Among the entries below, how many lines have the string "repo" in them? Only the number should be given.

Data shown
=======
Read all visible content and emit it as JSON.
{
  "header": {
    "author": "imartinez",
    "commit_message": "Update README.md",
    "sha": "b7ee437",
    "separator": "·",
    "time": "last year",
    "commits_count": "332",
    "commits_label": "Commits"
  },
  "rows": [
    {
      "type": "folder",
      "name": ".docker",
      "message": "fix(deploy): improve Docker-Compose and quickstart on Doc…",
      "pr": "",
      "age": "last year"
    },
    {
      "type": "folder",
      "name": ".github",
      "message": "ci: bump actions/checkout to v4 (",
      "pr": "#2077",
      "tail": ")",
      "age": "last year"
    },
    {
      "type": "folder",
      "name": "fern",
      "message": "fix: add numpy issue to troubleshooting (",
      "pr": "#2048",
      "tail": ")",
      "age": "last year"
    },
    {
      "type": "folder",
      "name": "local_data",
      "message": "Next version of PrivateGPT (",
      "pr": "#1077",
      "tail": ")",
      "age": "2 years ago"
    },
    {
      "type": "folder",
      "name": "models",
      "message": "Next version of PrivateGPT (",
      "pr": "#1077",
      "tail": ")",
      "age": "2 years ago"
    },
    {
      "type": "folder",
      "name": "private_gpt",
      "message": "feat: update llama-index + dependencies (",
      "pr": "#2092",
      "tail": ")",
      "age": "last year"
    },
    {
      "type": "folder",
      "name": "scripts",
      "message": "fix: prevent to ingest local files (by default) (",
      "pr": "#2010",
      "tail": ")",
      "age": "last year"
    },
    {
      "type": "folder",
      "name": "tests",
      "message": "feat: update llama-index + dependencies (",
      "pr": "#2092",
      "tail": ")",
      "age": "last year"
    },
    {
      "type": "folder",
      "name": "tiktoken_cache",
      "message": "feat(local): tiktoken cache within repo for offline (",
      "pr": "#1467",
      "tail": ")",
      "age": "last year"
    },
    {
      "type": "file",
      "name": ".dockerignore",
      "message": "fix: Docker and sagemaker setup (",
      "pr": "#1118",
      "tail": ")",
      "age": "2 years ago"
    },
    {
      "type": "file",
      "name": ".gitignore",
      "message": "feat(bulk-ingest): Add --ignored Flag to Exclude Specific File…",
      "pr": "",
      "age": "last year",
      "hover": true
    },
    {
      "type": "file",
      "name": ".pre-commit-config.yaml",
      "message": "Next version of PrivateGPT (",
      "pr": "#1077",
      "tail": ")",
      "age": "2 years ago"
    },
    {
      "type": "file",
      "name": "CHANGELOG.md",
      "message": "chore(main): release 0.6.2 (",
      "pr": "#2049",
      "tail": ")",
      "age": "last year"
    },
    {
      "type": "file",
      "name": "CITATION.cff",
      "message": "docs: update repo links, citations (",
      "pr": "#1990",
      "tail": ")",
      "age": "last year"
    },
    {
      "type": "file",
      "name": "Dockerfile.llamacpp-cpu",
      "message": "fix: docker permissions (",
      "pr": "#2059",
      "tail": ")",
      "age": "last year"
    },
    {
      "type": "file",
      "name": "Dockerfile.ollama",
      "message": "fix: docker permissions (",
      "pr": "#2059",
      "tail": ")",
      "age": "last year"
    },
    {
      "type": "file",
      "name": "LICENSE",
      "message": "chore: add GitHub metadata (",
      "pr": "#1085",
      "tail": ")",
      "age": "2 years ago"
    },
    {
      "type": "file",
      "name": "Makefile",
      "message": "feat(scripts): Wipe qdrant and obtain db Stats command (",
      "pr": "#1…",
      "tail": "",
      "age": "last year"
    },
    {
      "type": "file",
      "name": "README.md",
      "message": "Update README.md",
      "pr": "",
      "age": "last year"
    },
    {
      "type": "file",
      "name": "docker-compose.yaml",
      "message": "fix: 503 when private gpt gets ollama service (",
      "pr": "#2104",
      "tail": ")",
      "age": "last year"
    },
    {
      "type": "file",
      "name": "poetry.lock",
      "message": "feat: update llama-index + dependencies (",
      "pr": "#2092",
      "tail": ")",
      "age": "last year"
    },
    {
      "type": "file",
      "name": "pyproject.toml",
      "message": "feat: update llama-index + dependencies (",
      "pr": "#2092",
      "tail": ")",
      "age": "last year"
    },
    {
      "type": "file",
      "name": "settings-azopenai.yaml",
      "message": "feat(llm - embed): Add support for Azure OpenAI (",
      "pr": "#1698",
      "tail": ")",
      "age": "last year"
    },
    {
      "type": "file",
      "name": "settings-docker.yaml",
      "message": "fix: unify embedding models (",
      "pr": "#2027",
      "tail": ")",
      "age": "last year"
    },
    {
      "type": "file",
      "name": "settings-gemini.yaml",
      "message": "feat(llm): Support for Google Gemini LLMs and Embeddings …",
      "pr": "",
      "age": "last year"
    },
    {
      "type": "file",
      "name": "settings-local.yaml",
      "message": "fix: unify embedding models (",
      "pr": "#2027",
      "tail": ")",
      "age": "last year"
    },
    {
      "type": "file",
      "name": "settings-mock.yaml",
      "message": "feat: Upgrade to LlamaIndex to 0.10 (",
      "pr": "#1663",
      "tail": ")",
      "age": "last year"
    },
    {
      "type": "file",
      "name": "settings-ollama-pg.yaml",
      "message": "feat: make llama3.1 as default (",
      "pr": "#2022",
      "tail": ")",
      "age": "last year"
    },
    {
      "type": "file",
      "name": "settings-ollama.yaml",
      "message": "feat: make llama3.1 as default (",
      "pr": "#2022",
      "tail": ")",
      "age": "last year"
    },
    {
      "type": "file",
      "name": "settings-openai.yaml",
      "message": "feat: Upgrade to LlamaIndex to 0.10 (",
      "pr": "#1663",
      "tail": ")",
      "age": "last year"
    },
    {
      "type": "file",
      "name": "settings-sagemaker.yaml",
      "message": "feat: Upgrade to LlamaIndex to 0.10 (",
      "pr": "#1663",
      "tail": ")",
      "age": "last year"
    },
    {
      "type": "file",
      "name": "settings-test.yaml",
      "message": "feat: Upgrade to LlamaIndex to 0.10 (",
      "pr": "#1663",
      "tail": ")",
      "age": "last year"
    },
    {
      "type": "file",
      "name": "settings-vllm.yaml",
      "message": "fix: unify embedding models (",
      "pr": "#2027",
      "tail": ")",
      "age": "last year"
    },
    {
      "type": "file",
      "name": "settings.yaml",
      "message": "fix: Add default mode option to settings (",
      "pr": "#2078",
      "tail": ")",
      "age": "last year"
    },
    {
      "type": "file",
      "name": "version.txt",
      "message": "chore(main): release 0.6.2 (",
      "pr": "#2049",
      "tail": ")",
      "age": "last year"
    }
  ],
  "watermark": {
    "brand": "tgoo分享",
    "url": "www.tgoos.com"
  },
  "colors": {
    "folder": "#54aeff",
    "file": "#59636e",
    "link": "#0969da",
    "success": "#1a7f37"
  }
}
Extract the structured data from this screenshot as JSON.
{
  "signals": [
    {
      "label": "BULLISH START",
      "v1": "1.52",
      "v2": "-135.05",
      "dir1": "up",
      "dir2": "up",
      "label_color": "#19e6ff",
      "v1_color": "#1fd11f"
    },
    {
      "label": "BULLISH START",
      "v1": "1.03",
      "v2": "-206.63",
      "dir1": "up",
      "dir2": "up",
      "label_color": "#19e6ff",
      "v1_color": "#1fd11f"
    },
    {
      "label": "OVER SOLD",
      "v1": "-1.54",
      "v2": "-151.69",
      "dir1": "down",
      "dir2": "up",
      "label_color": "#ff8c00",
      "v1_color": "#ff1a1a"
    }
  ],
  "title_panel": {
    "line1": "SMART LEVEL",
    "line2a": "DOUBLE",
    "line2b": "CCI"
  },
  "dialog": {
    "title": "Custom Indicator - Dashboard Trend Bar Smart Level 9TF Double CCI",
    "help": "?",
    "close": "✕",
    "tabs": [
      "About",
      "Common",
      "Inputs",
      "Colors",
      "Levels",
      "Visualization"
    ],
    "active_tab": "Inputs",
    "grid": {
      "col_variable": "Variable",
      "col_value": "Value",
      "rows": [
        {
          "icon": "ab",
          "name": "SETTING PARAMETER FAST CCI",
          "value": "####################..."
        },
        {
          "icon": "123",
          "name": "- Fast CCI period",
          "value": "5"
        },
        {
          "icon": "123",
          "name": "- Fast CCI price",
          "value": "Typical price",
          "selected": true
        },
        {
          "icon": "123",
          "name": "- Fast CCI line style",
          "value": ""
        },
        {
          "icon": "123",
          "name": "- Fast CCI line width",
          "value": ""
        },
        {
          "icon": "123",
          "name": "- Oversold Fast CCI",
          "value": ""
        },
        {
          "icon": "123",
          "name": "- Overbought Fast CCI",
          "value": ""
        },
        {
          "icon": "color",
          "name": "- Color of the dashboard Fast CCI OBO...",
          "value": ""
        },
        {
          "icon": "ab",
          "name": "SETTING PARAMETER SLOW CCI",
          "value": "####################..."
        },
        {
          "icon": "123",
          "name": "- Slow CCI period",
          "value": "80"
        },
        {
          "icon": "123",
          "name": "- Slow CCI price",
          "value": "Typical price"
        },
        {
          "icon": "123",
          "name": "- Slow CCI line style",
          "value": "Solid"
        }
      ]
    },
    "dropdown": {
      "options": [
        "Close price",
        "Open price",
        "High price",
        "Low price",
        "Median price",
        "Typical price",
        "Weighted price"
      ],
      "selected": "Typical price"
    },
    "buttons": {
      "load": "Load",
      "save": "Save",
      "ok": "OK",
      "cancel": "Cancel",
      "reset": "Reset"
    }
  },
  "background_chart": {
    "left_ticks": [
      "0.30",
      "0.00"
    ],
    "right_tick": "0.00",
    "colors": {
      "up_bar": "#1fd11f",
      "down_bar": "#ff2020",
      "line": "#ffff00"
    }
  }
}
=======
Exercise output
2